It started as an effort to keep a minimal install, but as my desktop use has progressed, at 992 packages, my install is now hardly minimal.
perl-modules) gives a good example of a codependency.
Here is a comment from a debian bug discussion which explains things somewhat
The co-dependency between perl and perl-modules is required as these
are fundamentally one package, split only into arch any/all parts.
Modules within perl use modules within perl-modules and vice-versa.
Python does not use this codependencies approach, but does have a package structure that also requires a bit of understanding when you first see it.
Python (python and python-minimal), seem to be instead, set and subset, with the latter intended on being enough to support the initial install process, whilst not taking too much space on install media.
These decisions are understandable when you remember that install media has a fixed size.
( This bartering, is perhaps similar to when you move house and have to discuss what goes where in the fixed size Ford Transit Luton/U-Haul )
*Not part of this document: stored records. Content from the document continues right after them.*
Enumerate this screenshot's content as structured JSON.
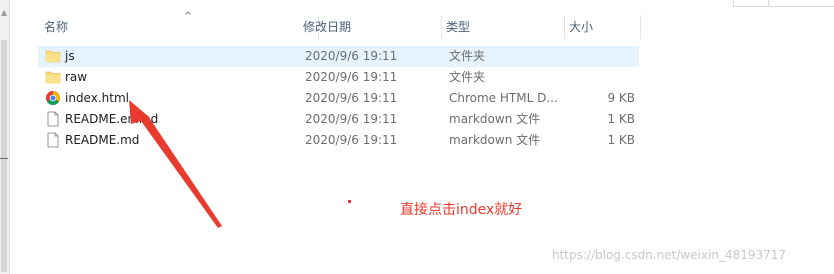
{
  "columns": {
    "name": "名称",
    "date": "修改日期",
    "type": "类型",
    "size": "大小"
  },
  "files": [
    {
      "name": "js",
      "date": "2020/9/6 19:11",
      "type": "文件夹",
      "size": "",
      "icon": "folder-icon",
      "selected": true
    },
    {
      "name": "raw",
      "date": "2020/9/6 19:11",
      "type": "文件夹",
      "size": "",
      "icon": "folder-icon",
      "selected": false
    },
    {
      "name": "index.html",
      "date": "2020/9/6 19:11",
      "type": "Chrome HTML D...",
      "size": "9 KB",
      "icon": "chrome-icon",
      "selected": false
    },
    {
      "name": "README.en.md",
      "date": "2020/9/6 19:11",
      "type": "markdown 文件",
      "size": "1 KB",
      "icon": "file-icon",
      "selected": false
    },
    {
      "name": "README.md",
      "date": "2020/9/6 19:11",
      "type": "markdown 文件",
      "size": "1 KB",
      "icon": "file-icon",
      "selected": false
    }
  ],
  "annotation": {
    "text": "直接点击index就好",
    "color": "#e83a2f"
  },
  "watermark": "https://blog.csdn.net/weixin_48193717",
  "colors": {
    "selected_row": "#e5f3ff",
    "header_text": "#4c607a",
    "folder": "#f8d775"
  }
}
Python diagram (with a particular leaning towards my install packages):
It is possible to install python 2.6 to python 3.1 in Squeeze, they are just not the default. There is not much relying on python 3.1 just now, except maybe if you wanted to beta test the latest Blender.
(Aside: you will find
libpython3.1in Squeeze but there is no python 2.5 equivalent)
Note: All version numbers checked in June 2010 which is likely 6 months or more ahead of Squeeze actual release. Version numbers are subject to change and may not be entirely accurate at and beyond Squeeze final release
Package circular dependencies:
tcpd, on a server, are examples as illustrated by the diagram below:
When I look at installed packages on servers, I see
tcpdand think...how did that get there.
The answer, of course, is that I have
openssh-serverinstalled, and, hopefully the diagram illustrates the rest.
I use the term 'circular dependencies' very loosely in this posting, as the term 'circular dependency', it could be argued, more properly applies where both packages strictly depend on each other.
Package confusing dependencies:
gaminis supposed to be a drop in replacement for
I use the Thunar file browser and this diagram shows some interesting dependencies:
seahorse-pluginsis something I also use on the desktop and I found it useful to include it in the diagram.
libgamin0to be a drop in replacement for
libfam0, there would have to be changes to both of the vfs packages shown, so that either of libgamin0 or libfam0 could be used.
libgamin0are also codependencies (as it appears today in aptitude), but the thing that is confusing to me is how I could possibly install gamin.
My thoughts are that if I try to install
libgamin0then it will break dependencies higher up :(
There must be slightly more to it than I thought, because although I received a dpkg complaint, when replacing
libgamin0, my system seems to be working without it wanting to remove